WHAT THIS TASK INVOLVES |
The response has to be every entry, printed word for word.

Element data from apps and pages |
Content starts

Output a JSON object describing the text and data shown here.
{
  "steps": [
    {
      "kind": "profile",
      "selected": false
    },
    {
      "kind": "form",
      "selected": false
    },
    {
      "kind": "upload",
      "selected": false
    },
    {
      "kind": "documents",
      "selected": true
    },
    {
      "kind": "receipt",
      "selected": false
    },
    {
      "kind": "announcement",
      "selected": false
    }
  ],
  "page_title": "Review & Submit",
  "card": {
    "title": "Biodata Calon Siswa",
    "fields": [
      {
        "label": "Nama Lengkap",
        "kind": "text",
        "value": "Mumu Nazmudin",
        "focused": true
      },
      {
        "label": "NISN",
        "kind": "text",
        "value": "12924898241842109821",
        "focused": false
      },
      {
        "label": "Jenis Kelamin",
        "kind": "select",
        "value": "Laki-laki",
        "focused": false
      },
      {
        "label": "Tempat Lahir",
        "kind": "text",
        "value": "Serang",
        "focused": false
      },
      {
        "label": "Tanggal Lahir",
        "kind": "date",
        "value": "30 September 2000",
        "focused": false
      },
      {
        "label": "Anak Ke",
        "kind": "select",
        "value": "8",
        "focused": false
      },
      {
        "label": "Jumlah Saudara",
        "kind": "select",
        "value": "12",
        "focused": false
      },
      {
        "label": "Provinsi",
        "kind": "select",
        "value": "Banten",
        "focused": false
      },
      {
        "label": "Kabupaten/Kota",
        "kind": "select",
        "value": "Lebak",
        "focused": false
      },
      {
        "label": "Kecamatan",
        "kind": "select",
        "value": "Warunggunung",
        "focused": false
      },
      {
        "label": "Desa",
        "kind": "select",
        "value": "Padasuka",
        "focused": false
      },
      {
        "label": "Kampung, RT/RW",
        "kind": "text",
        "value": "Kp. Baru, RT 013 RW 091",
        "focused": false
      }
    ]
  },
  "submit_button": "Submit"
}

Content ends

TASK SOLUTION |
Output a JSON object describing the text and data shown here.
{
  "steps": [
    {
      "kind": "profile",
      "selected": false
    },
    {
      "kind": "form",
      "selected": false
    },
    {
      "kind": "upload",
      "selected": false
    },
    {
      "kind": "documents",
      "selected": true
    },
    {
      "kind": "receipt",
      "selected": false
    },
    {
      "kind": "announcement",
      "selected": false
    }
  ],
  "page_title": "Review & Submit",
  "card": {
    "title": "Biodata Calon Siswa",
    "fields": [
      {
        "label": "Nama Lengkap",
        "kind": "text",
        "value": "Mumu Nazmudin",
        "focused": true
      },
      {
        "label": "NISN",
        "kind": "text",
        "value": "12924898241842109821",
        "focused": false
      },
      {
        "label": "Jenis Kelamin",
        "kind": "select",
        "value": "Laki-laki",
        "focused": false
      },
      {
        "label": "Tempat Lahir",
        "kind": "text",
        "value": "Serang",
        "focused": false
      },
      {
        "label": "Tanggal Lahir",
        "kind": "date",
        "value": "30 September 2000",
        "focused": false
      },
      {
        "label": "Anak Ke",
        "kind": "select",
        "value": "8",
        "focused": false
      },
      {
        "label": "Jumlah Saudara",
        "kind": "select",
        "value": "12",
        "focused": false
      },
      {
        "label": "Provinsi",
        "kind": "select",
        "value": "Banten",
        "focused": false
      },
      {
        "label": "Kabupaten/Kota",
        "kind": "select",
        "value": "Lebak",
        "focused": false
      },
      {
        "label": "Kecamatan",
        "kind": "select",
        "value": "Warunggunung",
        "focused": false
      },
      {
        "label": "Desa",
        "kind": "select",
        "value": "Padasuka",
        "focused": false
      },
      {
        "label": "Kampung, RT/RW",
        "kind": "text",
        "value": "Kp. Baru, RT 013 RW 091",
        "focused": false
      }
    ]
  },
  "submit_button": "Submit"
}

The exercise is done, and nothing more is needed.